Al_from_Ottawa
12-15-2017, 02:38 PM
Thanks. I'll try it that way and report the results in a week or two.

Al_from_Ottawa
12-22-2017, 08:17 PM
Progress report on using Sandbox to test High Sierra.

The Good

- With SSD at both ends, making the Sandbox was quick (under 50 GB to copy)
- I was able to verify that all my important apps work fine in High Sierra, including especially MS Office 2011, which is not officially supported there.
- The whole process was really simple and slick.
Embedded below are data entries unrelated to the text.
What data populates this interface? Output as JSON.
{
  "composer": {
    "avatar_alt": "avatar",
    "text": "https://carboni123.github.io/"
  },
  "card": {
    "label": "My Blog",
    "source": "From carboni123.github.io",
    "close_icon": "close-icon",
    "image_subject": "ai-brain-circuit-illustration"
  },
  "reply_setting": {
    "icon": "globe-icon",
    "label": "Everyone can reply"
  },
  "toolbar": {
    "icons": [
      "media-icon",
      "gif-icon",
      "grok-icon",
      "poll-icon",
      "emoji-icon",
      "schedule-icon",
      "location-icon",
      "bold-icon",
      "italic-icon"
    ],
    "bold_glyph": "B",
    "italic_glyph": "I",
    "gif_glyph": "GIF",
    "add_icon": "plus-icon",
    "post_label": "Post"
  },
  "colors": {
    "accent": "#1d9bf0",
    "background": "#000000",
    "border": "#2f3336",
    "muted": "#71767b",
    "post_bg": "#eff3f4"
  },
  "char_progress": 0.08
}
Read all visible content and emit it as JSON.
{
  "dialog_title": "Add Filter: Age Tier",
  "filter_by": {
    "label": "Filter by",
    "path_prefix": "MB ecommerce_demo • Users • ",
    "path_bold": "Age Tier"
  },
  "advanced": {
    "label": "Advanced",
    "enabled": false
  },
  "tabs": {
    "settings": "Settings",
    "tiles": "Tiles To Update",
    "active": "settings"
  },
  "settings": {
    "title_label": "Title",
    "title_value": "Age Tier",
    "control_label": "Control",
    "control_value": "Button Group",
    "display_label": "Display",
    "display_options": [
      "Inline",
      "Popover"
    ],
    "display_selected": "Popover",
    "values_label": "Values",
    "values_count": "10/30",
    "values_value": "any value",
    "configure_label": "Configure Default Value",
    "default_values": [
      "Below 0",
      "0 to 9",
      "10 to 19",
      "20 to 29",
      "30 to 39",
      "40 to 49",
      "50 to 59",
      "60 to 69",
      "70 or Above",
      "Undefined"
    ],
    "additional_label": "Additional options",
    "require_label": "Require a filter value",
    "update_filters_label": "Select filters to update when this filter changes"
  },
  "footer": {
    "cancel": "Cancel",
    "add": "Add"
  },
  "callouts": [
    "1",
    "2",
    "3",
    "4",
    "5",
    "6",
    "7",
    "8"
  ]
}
The Bad
- When running the sandbox, I could not connect to my AirPrint compatible laser printer.
- When I rebooted on the internal drive, which was of course still running Sierra, the reboot and setup took a very long time. Then several pop up dialogs kept asking me to enter my keychain password to unlock Local Items. The correct password was rejected (though it worked fine to unlock the Login and System keychains). Restarts (which took a normal length of time) did not help. Eventually I discovered that the keychain database had been corrupted (though there were no system messages to that effect). Fortunately I had a Time Machine backup taken immediately before I created the sandbox. Restoring the whole keychains folder from it eliminated the problem. The corruption may have happened during the setup process when I returned to Sierra, since there was no evidence of it when running the sandbox.

Once I had fixed the keychains, I updated the internal drive to High Sierra. That went smoothly, and it has run well since. Printer works normally, so my problems were caused by the sandbox not by High Sierra.

So thanks for the Sandbox concept. Possibly some minor tweaks to the scripts might make it more fully transparent.

dnanian
12-22-2017, 10:03 PM
That sounds like High Sierra converted your Keychains to a new format. Since the keychain is local (in your account), it is something we cannot isolate. That's why I do say you should have a real backup as well.

No idea why your printer wouldn't work.